Called “derivative keywords,” they're basically variations that derive from or closely match a parent topic. Since Google is smart at understanding content and relevance, going after derivatives or variations of an existing parent topic that a competitor ranks well for may be just as tough.
For example, a plastic surgeon may rank for “best facelift surgeon NYC,” but they may also rank well for “best facelift surgeon” and even “facelift surgeon.” In other words, the surgeon is ranking for both the parent topic, “facelift surgeon,” and for multiple derivatives, which may make it hard to rank.
Not all long-tail keywords are created equal.
The Tale of Many Tails
What I recommend is doing a SERP analysis.
Taking the same example, when you do a search for “facelift,” the top three results include two results from PlasticSurgery.org (i.e., ASPS, or the American Society of Plastic Surgeons) and one from Mayo Clinic. The rest is pretty similar.
Therefore, this tells you two things: the search intent, according to Google, is informational. People are looking to learn about the procedure. They may not be in the market for a facelift and just doing research.
Next, if you search for “facelift surgeon,” you get a mix:
The first result is still PlasticSugery.org, but now it's followed by a few plastic surgeons and private clinics. So either Google isn't sure about the search intent, or the ASPS is ranking for both the parent topic and its close derivative.
Now, taking a step further, when you do the same thing for “best facelift surgeon NYC,” ASPS (PlasticSurgery.org) doesn't appear in the results at all. This means that “best facelift surgeon NYC” is not a derivative of “facelift” and considered its own topic. It's a subtopic. This may be an opportunity.
Also called “topical long-tail keywords,” these are specific long-tail keywords that are considered as topics in and of themselves. They may be better and easier to rank for, too, than derivatives.
When I visit the topmost result, NewYorkFacialPlasticSurgery.com, it's not an informative piece of content. I get a press release about the doctor who was mentioned in a magazine and voted “best plastic surgeon in New York City,” which clearly highlights the keywords and several variations:
Now, you might think this site is ranking because of keyword density. But I bet you that, if you wrote a helpful piece that provided a list of criteria that go into choosing the best facelift doctor for a user's goals, titled “How to Choose The Best Plastic Surgeon in New York For You,” it would probably outrank this one.
(By the way, in most verticals, a better piece would be a comparison between multiple leading competitors. But that's not ethically allowed as doctors are prohibited from claiming superiority. So providing users with helpful tools to determine their goals may be the next best thing.)

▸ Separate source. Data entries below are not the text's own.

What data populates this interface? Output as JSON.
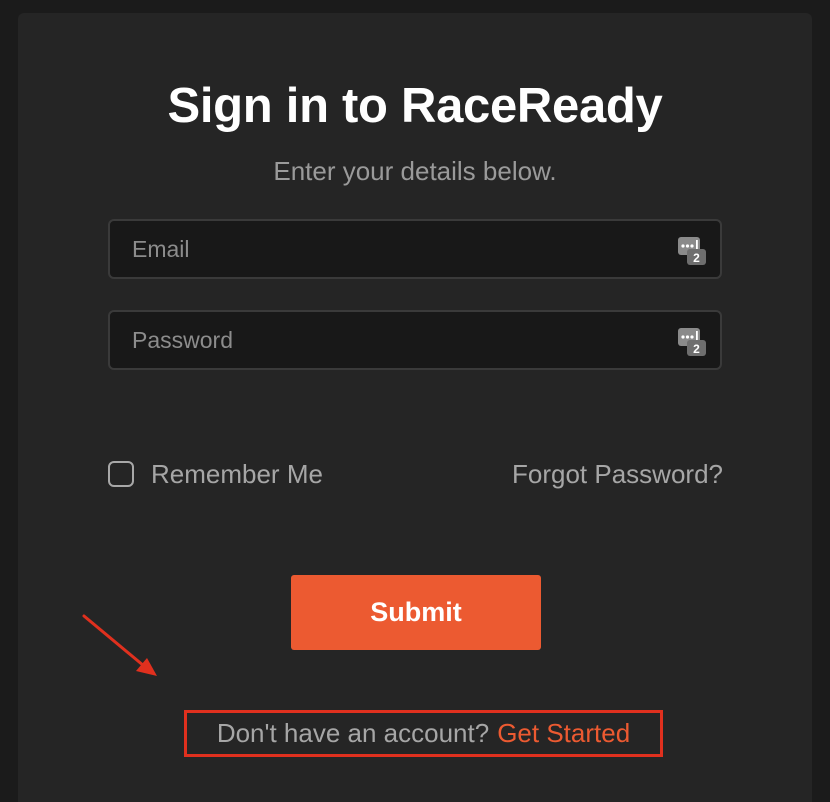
{
  "login": {
    "title": "Sign in to RaceReady",
    "subtitle": "Enter your details below.",
    "email": {
      "placeholder": "Email",
      "value": ""
    },
    "password": {
      "placeholder": "Password",
      "value": ""
    },
    "remember_label": "Remember Me",
    "forgot_label": "Forgot Password?",
    "submit_label": "Submit",
    "signup_prompt": "Don't have an account?",
    "signup_link": "Get Started"
  },
  "colors": {
    "background": "#1b1b1b",
    "card": "#252525",
    "accent": "#ec5a31",
    "annotation": "#e0301e"
  },
  "icons": {
    "field_icon": "password-manager-icon",
    "annotation": "red-arrow-icon"
  }
}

My reasoning is, Google may feel the content is more relevant and helpful, and seemingly less self-serving than an award-winning mention in a press release.
Plus, you might still rank better if you had content addressing variations of the same long-tail keyword, such as: “What makes a plastic surgeon become the best in NYC?” “Best facelift NYC surgeon before and after photos.” “What are the best facelift questions to ask a plastic surgeon?” And so on.

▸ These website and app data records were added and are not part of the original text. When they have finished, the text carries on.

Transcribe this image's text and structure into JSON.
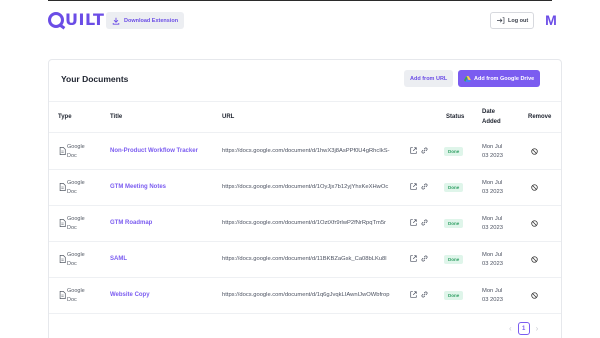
{
  "header": {
    "logo_rest": "UILT",
    "download_label": "Download Extension",
    "logout_label": "Log out",
    "avatar_initial": "M"
  },
  "documents": {
    "title": "Your Documents",
    "add_url_label": "Add from URL",
    "add_drive_label": "Add from Google Drive",
    "columns": {
      "type": "Type",
      "title": "Title",
      "url": "URL",
      "status": "Status",
      "date_added_1": "Date",
      "date_added_2": "Added",
      "remove": "Remove"
    },
    "rows": [
      {
        "type_1": "Google",
        "type_2": "Doc",
        "title": "Non-Product Workflow Tracker",
        "url": "https://docs.google.com/document/d/1hwX3j8AsPPf0U4gRhcIkS-",
        "status": "Done",
        "date_1": "Mon Jul",
        "date_2": "03 2023"
      },
      {
        "type_1": "Google",
        "type_2": "Doc",
        "title": "GTM Meeting Notes",
        "url": "https://docs.google.com/document/d/1OyJjx7b12yjYhxKeXHwOc",
        "status": "Done",
        "date_1": "Mon Jul",
        "date_2": "03 2023"
      },
      {
        "type_1": "Google",
        "type_2": "Doc",
        "title": "GTM Roadmap",
        "url": "https://docs.google.com/document/d/1OztXfr9rlwP2fNrRpqTm5r",
        "status": "Done",
        "date_1": "Mon Jul",
        "date_2": "03 2023"
      },
      {
        "type_1": "Google",
        "type_2": "Doc",
        "title": "SAML",
        "url": "https://docs.google.com/document/d/11BKBZaGsk_Ca08bLKu8l",
        "status": "Done",
        "date_1": "Mon Jul",
        "date_2": "03 2023"
      },
      {
        "type_1": "Google",
        "type_2": "Doc",
        "title": "Website Copy",
        "url": "https://docs.google.com/document/d/1q6gJvqkLIAwnIJwOWbfrop",
        "status": "Done",
        "date_1": "Mon Jul",
        "date_2": "03 2023"
      }
    ]
  },
  "pagination": {
    "prev": "‹",
    "current_page": "1",
    "next": "›"
  },
  "colors": {
    "brand": "#6b4de6",
    "accent": "#7b5cf0",
    "status_done_bg": "#dff5ea",
    "status_done_text": "#2f9e63"
  },
  "icons": {
    "download": "download-icon",
    "logout": "logout-icon",
    "drive": "google-drive-icon",
    "doc": "document-icon",
    "external": "external-link-icon",
    "link": "link-icon",
    "remove": "remove-icon"
  }
}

Stop Chasing Tails
Don't go chasing long-tail keywords without first understanding search intent, learning who your competitors are, and discovering if the long-tail keyword is either a derivative or a subtopic. Because if you don't, you will be like a dog chasing its own tail, going nowhere fast.

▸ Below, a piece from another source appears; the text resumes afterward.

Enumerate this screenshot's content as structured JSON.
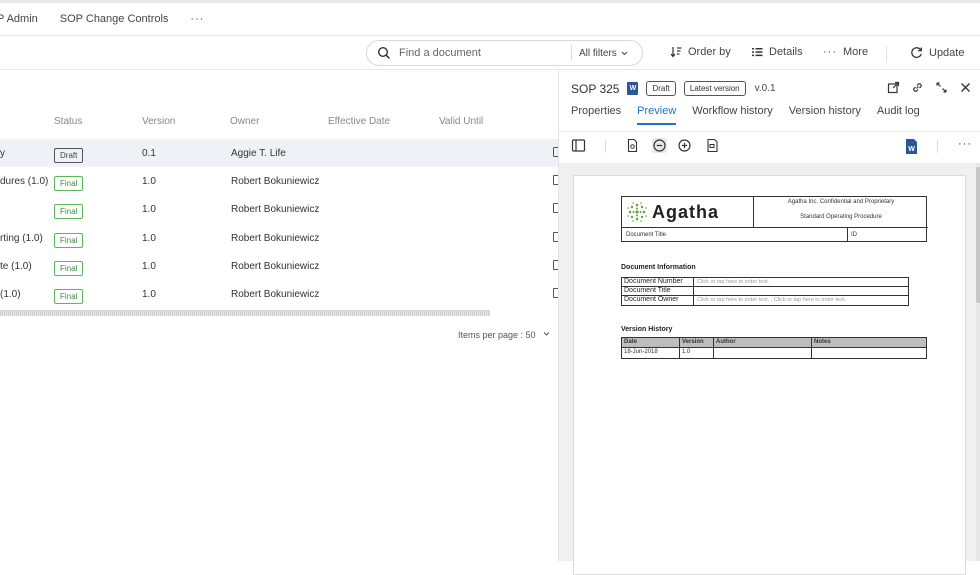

So go for subtopics, but don't discount all derivatives, either. It might take time, but if you rank well with a recognized, authoritative piece of quality content for a derivative long-tail keyword that matches the search intent better than your competitors, you might eventually rank for its parent topic, too.